- _EXERCISE REQUIREMENTS_:
Copy each entry below unchanged; the images do not go in the copy.

- _EXTRACTED RECORDS_:
= = = =
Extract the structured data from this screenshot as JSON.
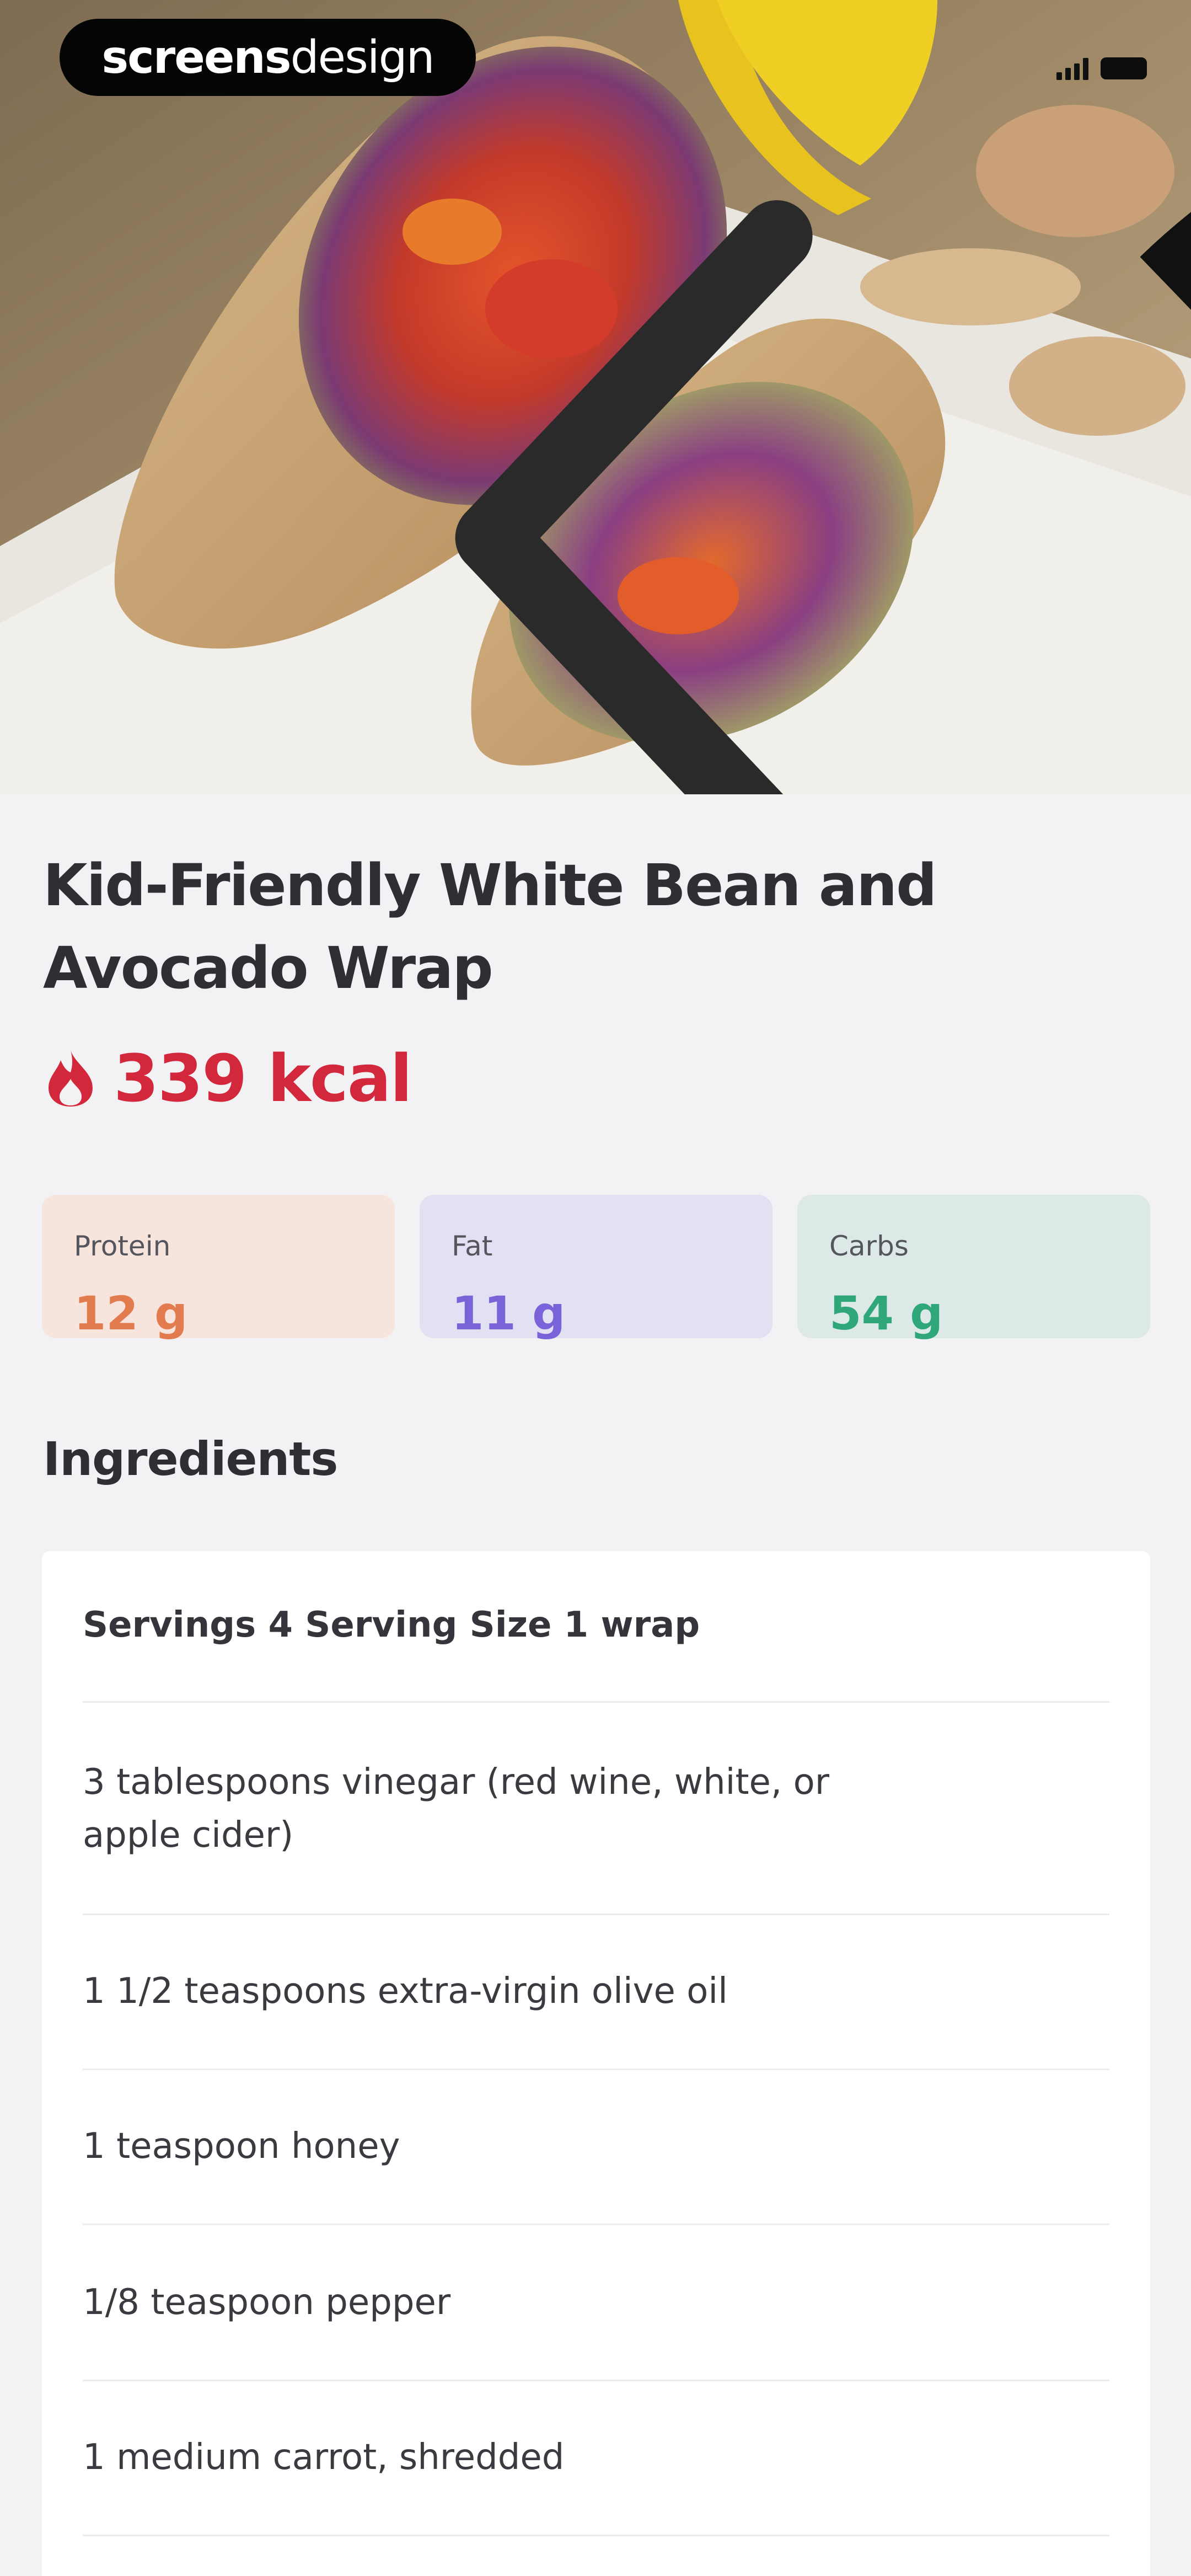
{
  "watermark": {
    "bold": "screens",
    "light": "design"
  },
  "recipe": {
    "title": "Kid-Friendly White Bean and Avocado Wrap",
    "calories": "339 kcal"
  },
  "macros": [
    {
      "label": "Protein",
      "value": "12 g",
      "bg": "#f7e4dc",
      "color": "#e27b4e"
    },
    {
      "label": "Fat",
      "value": "11 g",
      "bg": "#e2e0f3",
      "color": "#7a62d8"
    },
    {
      "label": "Carbs",
      "value": "54 g",
      "bg": "#dde9e6",
      "color": "#2fa77b"
    }
  ],
  "ingredients": {
    "title": "Ingredients",
    "servings": "Servings 4 Serving Size 1 wrap",
    "items": [
      "3 tablespoons vinegar (red wine, white, or apple cider)",
      "1 1/2 teaspoons extra-virgin olive oil",
      "1 teaspoon honey",
      "1/8 teaspoon pepper",
      "1 medium carrot, shredded"
    ]
  },
  "icons": {
    "back": "chevron-left-icon",
    "calories": "flame-icon",
    "signal": "signal-icon",
    "wifi": "wifi-icon",
    "battery": "battery-icon"
  },
  "colors": {
    "accent_red": "#d3283c",
    "background": "#f2f2f5",
    "card": "#ffffff",
    "title": "#2e2e33"
  }
}
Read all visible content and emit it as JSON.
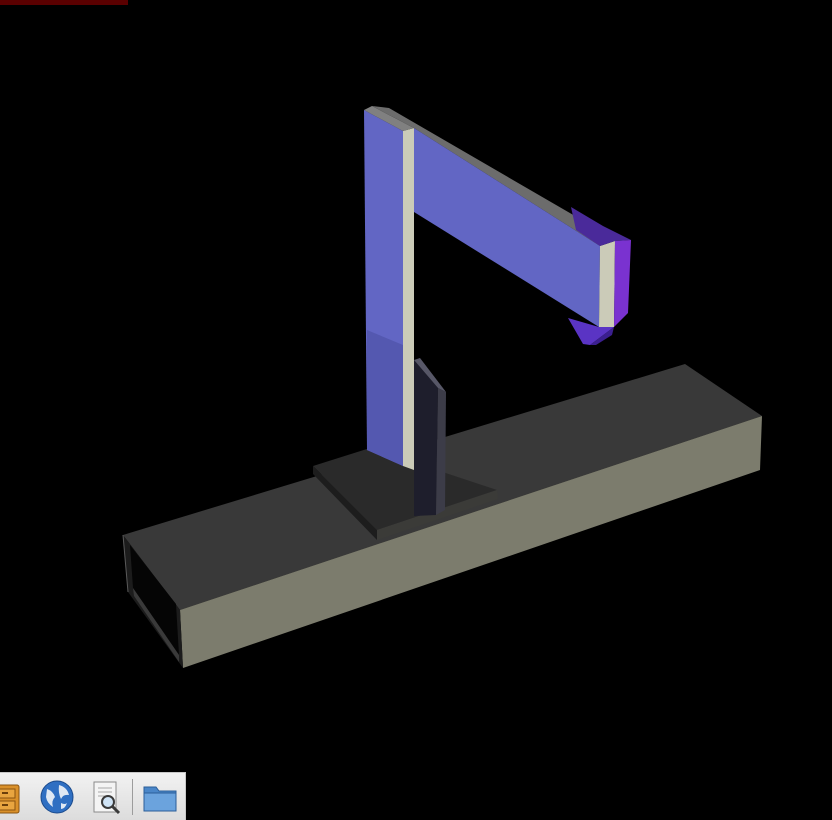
{
  "viewport": {
    "background": "#000000",
    "scene": "3d-bracket-model",
    "colors": {
      "blue_face": "#6266c4",
      "blue_side": "#5458b0",
      "violet_tip": "#6a2fc4",
      "edge_light": "#cbcbb8",
      "gray_top": "#3a3a3a",
      "gray_front": "#7b7b6c",
      "dark_plate": "#252525"
    }
  },
  "taskbar": {
    "buttons": [
      {
        "name": "file-cabinet-icon",
        "label": ""
      },
      {
        "name": "globe-icon",
        "label": ""
      },
      {
        "name": "search-document-icon",
        "label": ""
      },
      {
        "name": "folder-icon",
        "label": ""
      }
    ]
  }
}
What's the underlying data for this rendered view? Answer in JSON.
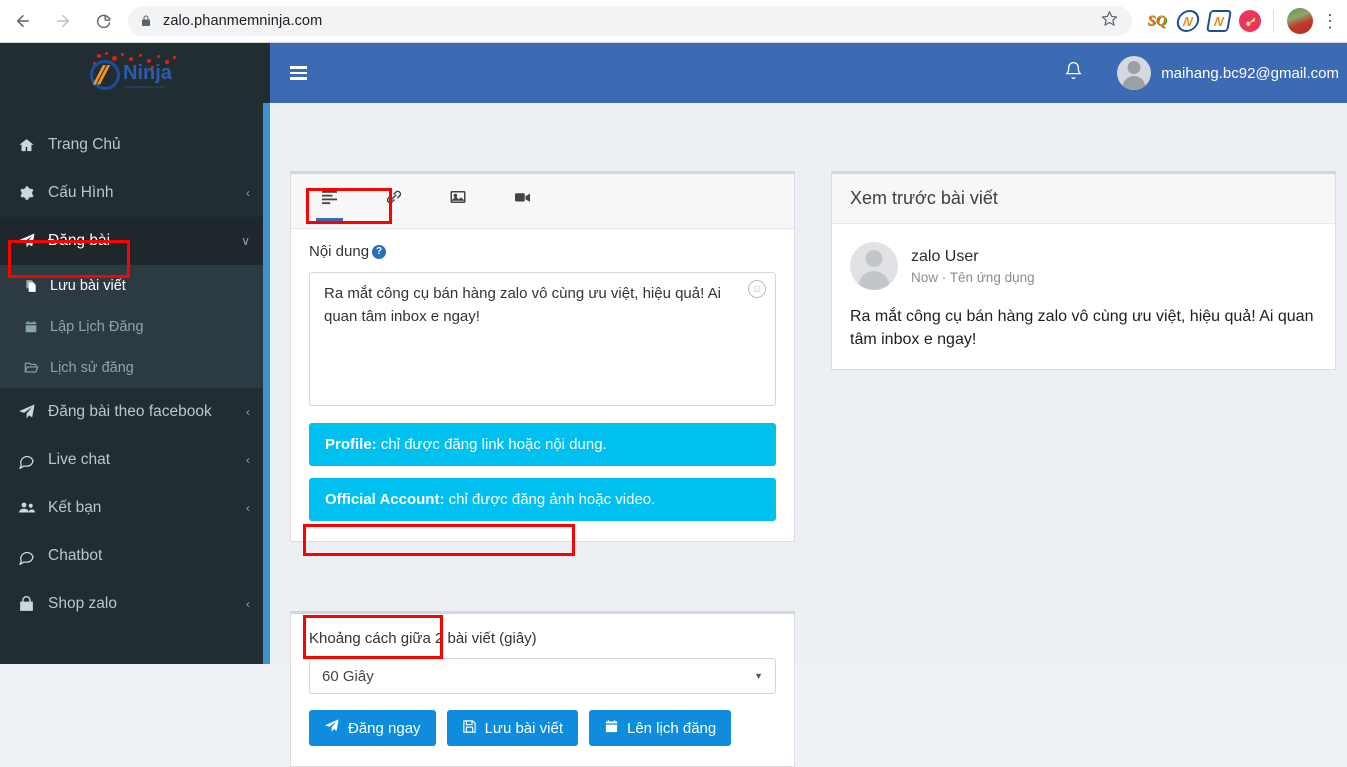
{
  "browser": {
    "back_icon": "back-arrow-icon",
    "forward_icon": "forward-arrow-icon",
    "reload_icon": "reload-icon",
    "lock_icon": "lock-icon",
    "url": "zalo.phanmemninja.com",
    "star_icon": "bookmark-star-icon",
    "extensions": [
      {
        "name": "sq-extension-icon",
        "label": "SQ"
      },
      {
        "name": "ninja-extension-icon",
        "label": "N"
      },
      {
        "name": "ninja-extension-icon-2",
        "label": "N"
      },
      {
        "name": "key-extension-icon",
        "label": ""
      }
    ],
    "profile_icon": "chrome-profile-avatar",
    "menu_icon": "chrome-menu-kebab-icon"
  },
  "sidebar": {
    "logo": {
      "text": "Ninja",
      "subtext": "phanmemninja.com"
    },
    "items": [
      {
        "label": "Trang Chủ",
        "icon": "home-icon",
        "arrow": "",
        "active": false
      },
      {
        "label": "Cấu Hình",
        "icon": "gear-icon",
        "arrow": "‹",
        "active": false
      },
      {
        "label": "Đăng bài",
        "icon": "paper-plane-icon",
        "arrow": "∨",
        "active": true
      },
      {
        "label": "Đăng bài theo facebook",
        "icon": "paper-plane-icon",
        "arrow": "‹",
        "active": false
      },
      {
        "label": "Live chat",
        "icon": "comment-icon",
        "arrow": "‹",
        "active": false
      },
      {
        "label": "Kết bạn",
        "icon": "users-icon",
        "arrow": "‹",
        "active": false
      },
      {
        "label": "Chatbot",
        "icon": "comment-icon",
        "arrow": "",
        "active": false
      },
      {
        "label": "Shop zalo",
        "icon": "shop-bag-icon",
        "arrow": "‹",
        "active": false
      }
    ],
    "submenu": [
      {
        "label": "Lưu bài viết",
        "icon": "copy-files-icon",
        "active": true
      },
      {
        "label": "Lập Lịch Đăng",
        "icon": "calendar-icon",
        "active": false
      },
      {
        "label": "Lịch sử đăng",
        "icon": "folder-open-icon",
        "active": false
      }
    ]
  },
  "topbar": {
    "menu_toggle_icon": "hamburger-menu-icon",
    "bell_icon": "notification-bell-icon",
    "avatar_icon": "user-avatar",
    "email": "maihang.bc92@gmail.com"
  },
  "editor": {
    "tabs": [
      {
        "name": "tab-text",
        "icon": "text-align-icon",
        "active": true
      },
      {
        "name": "tab-link",
        "icon": "link-icon",
        "active": false
      },
      {
        "name": "tab-image",
        "icon": "image-icon",
        "active": false
      },
      {
        "name": "tab-video",
        "icon": "video-camera-icon",
        "active": false
      }
    ],
    "content_label": "Nội dung",
    "help_icon": "question-mark-icon",
    "content_value": "Ra mắt công cụ bán hàng zalo vô cùng ưu việt, hiệu quả! Ai quan tâm inbox e ngay!",
    "content_placeholder": "",
    "emoji_icon": "smiley-face-icon",
    "alerts": [
      {
        "strong": "Profile:",
        "text": " chỉ được đăng link hoặc nội dung."
      },
      {
        "strong": "Official Account:",
        "text": " chỉ được đăng ảnh hoặc video."
      }
    ]
  },
  "schedule": {
    "interval_label": "Khoảng cách giữa 2 bài viết (giây)",
    "interval_value": "60 Giây",
    "caret_icon": "chevron-down-icon",
    "buttons": [
      {
        "label": "Đăng ngay",
        "icon": "paper-plane-icon",
        "name": "post-now-button"
      },
      {
        "label": "Lưu bài viết",
        "icon": "save-disk-icon",
        "name": "save-post-button"
      },
      {
        "label": "Lên lịch đăng",
        "icon": "calendar-icon",
        "name": "schedule-post-button"
      }
    ]
  },
  "preview": {
    "title": "Xem trước bài viết",
    "user_name": "zalo User",
    "meta": "Now · Tên ứng dụng",
    "text": "Ra mắt công cụ bán hàng zalo vô cùng ưu việt, hiệu quả! Ai quan tâm inbox e ngay!"
  },
  "colors": {
    "header_blue": "#3c6bb4",
    "sidebar_dark": "#222d32",
    "sidebar_active": "#1e282c",
    "submenu_bg": "#2c3b41",
    "alert_cyan": "#00c0ef",
    "button_blue": "#0d8ddb",
    "annotation_red": "#ff0000",
    "scrollbar_blue": "#3b93d0"
  }
}
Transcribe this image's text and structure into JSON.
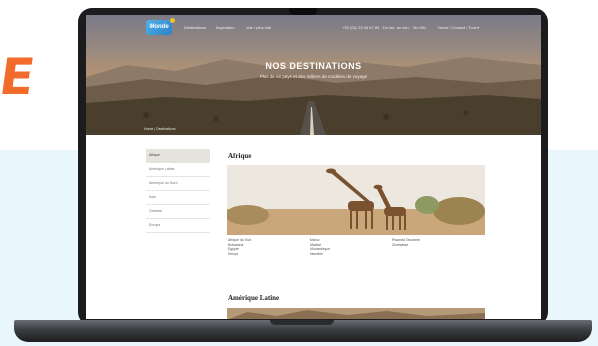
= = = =
- _SOLUTION TO THIS PROBLEM_:
Extract the structured data from this screenshot as JSON.
{
  "watermark": {
    "bold": "screens",
    "light": "design"
  },
  "recipe": {
    "title": "Kid-Friendly White Bean and Avocado Wrap",
    "calories": "339 kcal"
  },
  "macros": [
    {
      "label": "Protein",
      "value": "12 g",
      "bg": "#f7e4dc",
      "color": "#e27b4e"
    },
    {
      "label": "Fat",
      "value": "11 g",
      "bg": "#e2e0f3",
      "color": "#7a62d8"
    },
    {
      "label": "Carbs",
      "value": "54 g",
      "bg": "#dde9e6",
      "color": "#2fa77b"
    }
  ],
  "ingredients": {
    "title": "Ingredients",
    "servings": "Servings 4 Serving Size 1 wrap",
    "items": [
      "3 tablespoons vinegar (red wine, white, or apple cider)",
      "1 1/2 teaspoons extra-virgin olive oil",
      "1 teaspoon honey",
      "1/8 teaspoon pepper",
      "1 medium carrot, shredded"
    ]
  },
  "icons": {
    "back": "chevron-left-icon",
    "calories": "flame-icon",
    "signal": "signal-icon",
    "wifi": "wifi-icon",
    "battery": "battery-icon"
  },
  "colors": {
    "accent_red": "#d3283c",
    "background": "#f2f2f5",
    "card": "#ffffff",
    "title": "#2e2e33"
  }
}
Read all visible content and emit it as JSON.
{
  "viewport": {
    "background": "#000000",
    "scene": "3d-bracket-model",
    "colors": {
      "blue_face": "#6266c4",
      "blue_side": "#5458b0",
      "violet_tip": "#6a2fc4",
      "edge_light": "#cbcbb8",
      "gray_top": "#3a3a3a",
      "gray_front": "#7b7b6c",
      "dark_plate": "#252525"
    }
  },
  "taskbar": {
    "buttons": [
      {
        "name": "file-cabinet-icon",
        "label": ""
      },
      {
        "name": "globe-icon",
        "label": ""
      },
      {
        "name": "search-document-icon",
        "label": ""
      },
      {
        "name": "folder-icon",
        "label": ""
      }
    ]
  }
}
What's the underlying data for this rendered view? Answer in JSON.
{
  "browser": {
    "back_icon": "back-arrow-icon",
    "forward_icon": "forward-arrow-icon",
    "reload_icon": "reload-icon",
    "lock_icon": "lock-icon",
    "url": "zalo.phanmemninja.com",
    "star_icon": "bookmark-star-icon",
    "extensions": [
      {
        "name": "sq-extension-icon",
        "label": "SQ"
      },
      {
        "name": "ninja-extension-icon",
        "label": "N"
      },
      {
        "name": "ninja-extension-icon-2",
        "label": "N"
      },
      {
        "name": "key-extension-icon",
        "label": ""
      }
    ],
    "profile_icon": "chrome-profile-avatar",
    "menu_icon": "chrome-menu-kebab-icon"
  },
  "sidebar": {
    "logo": {
      "text": "Ninja",
      "subtext": "phanmemninja.com"
    },
    "items": [
      {
        "label": "Trang Chủ",
        "icon": "home-icon",
        "arrow": "",
        "active": false
      },
      {
        "label": "Cấu Hình",
        "icon": "gear-icon",
        "arrow": "‹",
        "active": false
      },
      {
        "label": "Đăng bài",
        "icon": "paper-plane-icon",
        "arrow": "∨",
        "active": true
      },
      {
        "label": "Đăng bài theo facebook",
        "icon": "paper-plane-icon",
        "arrow": "‹",
        "active": false
      },
      {
        "label": "Live chat",
        "icon": "comment-icon",
        "arrow": "‹",
        "active": false
      },
      {
        "label": "Kết bạn",
        "icon": "users-icon",
        "arrow": "‹",
        "active": false
      },
      {
        "label": "Chatbot",
        "icon": "comment-icon",
        "arrow": "",
        "active": false
      },
      {
        "label": "Shop zalo",
        "icon": "shop-bag-icon",
        "arrow": "‹",
        "active": false
      }
    ],
    "submenu": [
      {
        "label": "Lưu bài viết",
        "icon": "copy-files-icon",
        "active": true
      },
      {
        "label": "Lập Lịch Đăng",
        "icon": "calendar-icon",
        "active": false
      },
      {
        "label": "Lịch sử đăng",
        "icon": "folder-open-icon",
        "active": false
      }
    ]
  },
  "topbar": {
    "menu_toggle_icon": "hamburger-menu-icon",
    "bell_icon": "notification-bell-icon",
    "avatar_icon": "user-avatar",
    "email": "maihang.bc92@gmail.com"
  },
  "editor": {
    "tabs": [
      {
        "name": "tab-text",
        "icon": "text-align-icon",
        "active": true
      },
      {
        "name": "tab-link",
        "icon": "link-icon",
        "active": false
      },
      {
        "name": "tab-image",
        "icon": "image-icon",
        "active": false
      },
      {
        "name": "tab-video",
        "icon": "video-camera-icon",
        "active": false
      }
    ],
    "content_label": "Nội dung",
    "help_icon": "question-mark-icon",
    "content_value": "Ra mắt công cụ bán hàng zalo vô cùng ưu việt, hiệu quả! Ai quan tâm inbox e ngay!",
    "content_placeholder": "",
    "emoji_icon": "smiley-face-icon",
    "alerts": [
      {
        "strong": "Profile:",
        "text": " chỉ được đăng link hoặc nội dung."
      },
      {
        "strong": "Official Account:",
        "text": " chỉ được đăng ảnh hoặc video."
      }
    ]
  },
  "schedule": {
    "interval_label": "Khoảng cách giữa 2 bài viết (giây)",
    "interval_value": "60 Giây",
    "caret_icon": "chevron-down-icon",
    "buttons": [
      {
        "label": "Đăng ngay",
        "icon": "paper-plane-icon",
        "name": "post-now-button"
      },
      {
        "label": "Lưu bài viết",
        "icon": "save-disk-icon",
        "name": "save-post-button"
      },
      {
        "label": "Lên lịch đăng",
        "icon": "calendar-icon",
        "name": "schedule-post-button"
      }
    ]
  },
  "preview": {
    "title": "Xem trước bài viết",
    "user_name": "zalo User",
    "meta": "Now · Tên ứng dụng",
    "text": "Ra mắt công cụ bán hàng zalo vô cùng ưu việt, hiệu quả! Ai quan tâm inbox e ngay!"
  },
  "colors": {
    "header_blue": "#3c6bb4",
    "sidebar_dark": "#222d32",
    "sidebar_active": "#1e282c",
    "submenu_bg": "#2c3b41",
    "alert_cyan": "#00c0ef",
    "button_blue": "#0d8ddb",
    "annotation_red": "#ff0000",
    "scrollbar_blue": "#3b93d0"
  }
}
Transcribe this image's text and structure into JSON.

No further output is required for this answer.